As Assam continues to get ravaged amid ongoing floods, a dredger from the United States will remove silt from the Brahmaputra river next year, to help mitigate floods and erosion. To be provided by Ellicott Dredges, the device's installation and operation will be supervised by the firm's representatives in India.
The Assam government had previously floated a tender for the purpose, which the company won. “Removal of silt in the Brahmaputra is expected to make a change in the situation. The dredger from the US is expected to arrive next year,” said Keshav Mahanta, the state's Minister for Water Resources.
However, the state government's decision on dredging comes at the heels of a report by the Central Water Commission, which is not in favour of the exercise.
Earlier, an eight-member committee headed by a former professor of Gauhati University, Dulal Goswani, had also disagreed with the exercise. The Committee, called - ‘Fluvial Morphology of River Brahmaputra, Sediment Management with Possibility of Dredging by Adopting Modern Technology’ - was of the opinion that dredging operations were an unfeasible option to mitigate the twin hazards of flood and erosion in Assam.
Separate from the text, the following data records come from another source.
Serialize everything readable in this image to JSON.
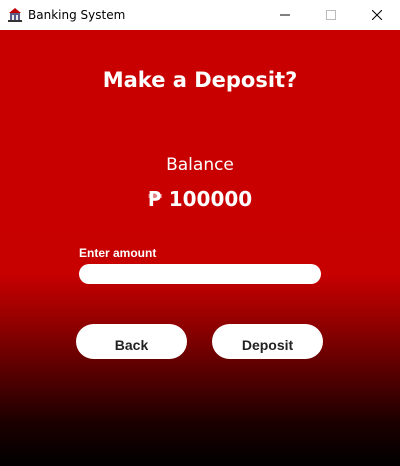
{
  "window": {
    "title": "Banking System",
    "icon": "bank-app-icon",
    "controls": [
      "minimize-icon",
      "maximize-icon",
      "close-icon"
    ]
  },
  "main": {
    "heading": "Make a Deposit?",
    "balance_label": "Balance",
    "balance_value": "₱ 100000",
    "amount_label": "Enter amount",
    "amount_value": "",
    "back_label": "Back",
    "deposit_label": "Deposit"
  },
  "colors": {
    "background_top": "#c90000",
    "background_bottom": "#000000",
    "text": "#ffffff",
    "button_bg": "#ffffff",
    "button_text": "#222222"
  }
}
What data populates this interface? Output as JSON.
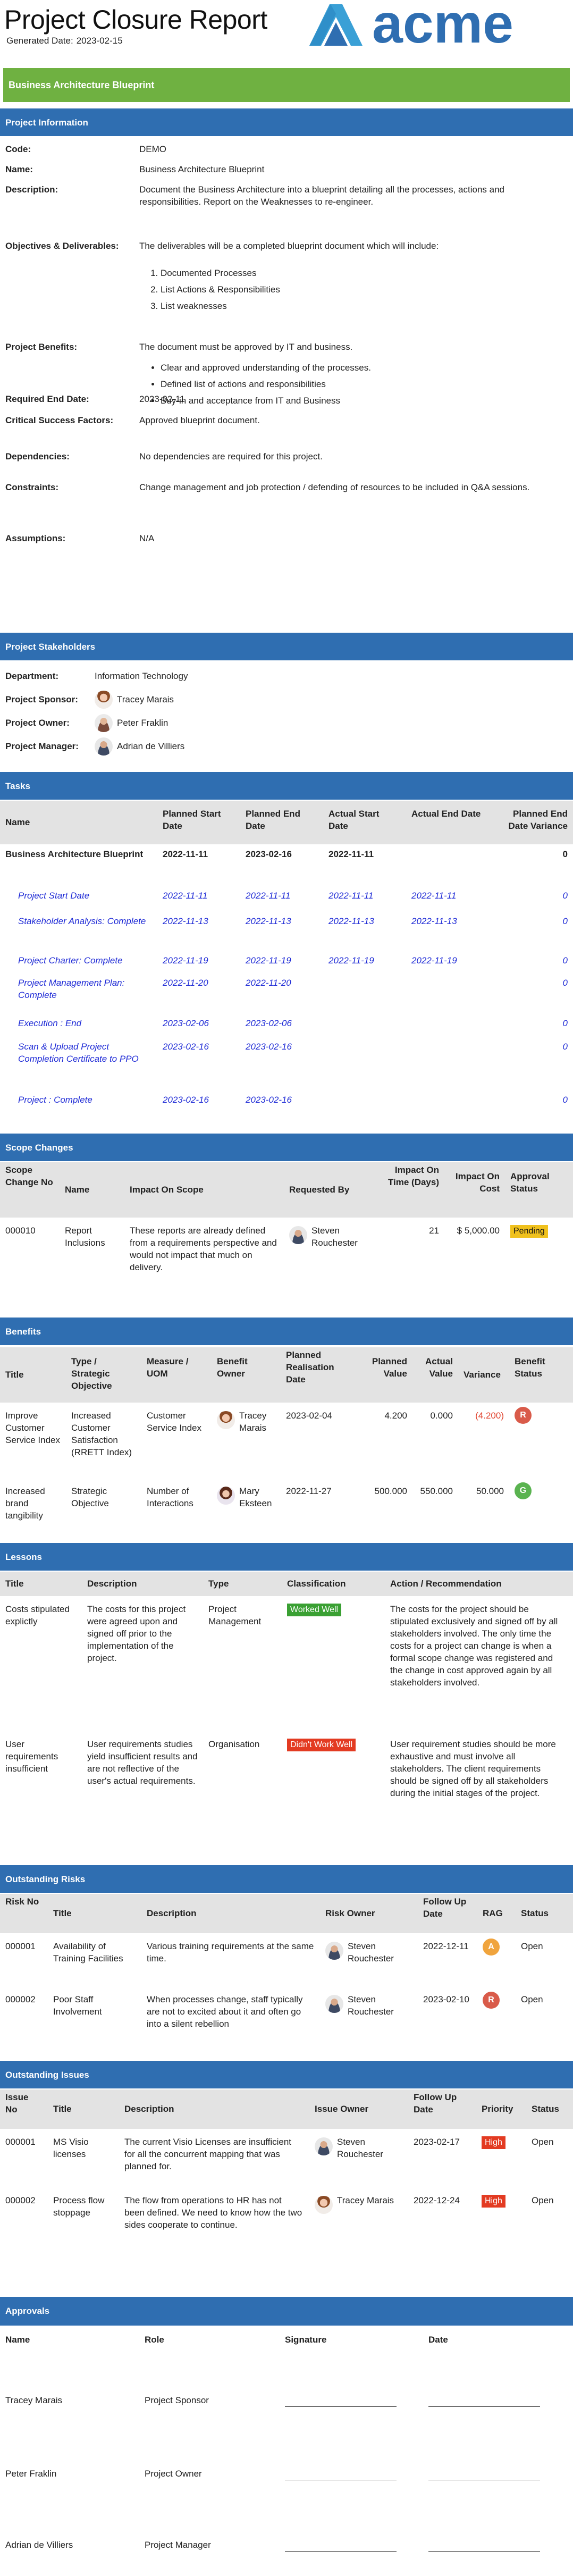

The report had underscored the failure of the previous exercises in the state by the Inland Waterways Authority of India (IWAI) and the Water Resources Department. Dredging of the Brahmaputra river was taken up in 1977 and 1978 at Dharapur near Guwahati. However, the dredged channels were again filled with silt in the subsequent flood waves which compelled the government to discard the operation.
The committee recommended the removal of silt from the river bed at selected locations, which the government had accepted. Currently, similar operations are also undertaken regularly on a smaller scale in the river by the Inland Waterways Authority of India (IWAI) to prevent blockage of navigation.
Due to the heavy deposition of silt, the river has frequently changed its course. Excessive silt deposition has given rise to braiding and meandering patterns in the alignment of the river system.
Corrective dredging is aimed at digging out sediments from the river bed which will increase the water retention capacity of the river. Consequently, the pressure on the banks is expected to be reduced, thus minimising the chances of flood and erosion.
The government had also firmed up plans to construct an 890 kilometres-long Express Highway along the entire length of the Brahmaputra - from Sadiya in the east to Dhubri in the west - with the silt dug out from the river. The goal was to check erosion but it is not known whether the government plans to go ahead with the project.
An official said a decision had not yet been reached on the particular stretch of the river which is to undergo ‘corrective dredging’. “An evaluation would be done after the floodwaters recede and then a decision would be made by the department. Given that the Brahmaputra is a very unpredictable river, it is likely that the spots would keep changing frequently,” he said.
The exercise assumes importance in the backdrop of the plans to link Brahmaputra with Chittagong port in Bangladesh and Haldia in West Bengal. Tripura has already received the first batch of transit cargo of 100 tones at the Akhaura Integrated Check Post (ICP) from Bangladesh sent from the Haldia port of West Bengal.
Three years ago, union transport minister Nitin Gadkari had also announced Rs 250 crores to for dredging the river, to expedite the project to connect to Bangladesh.
As part of the plan to come up with effective management strategies for the Brahmaputra river, the government had resolved to form an expert committee, to be sent to China. A study was to be conducted in association with the World Bank to frame policies for checking flood and erosion. But the plan has been shelved for the time being with the worsening of ties between India and China and the ongoing Covid-19 pandemic.
(Rajeev Bhattacharyya is a senior journalist in Guwahati. Views expressed are personal)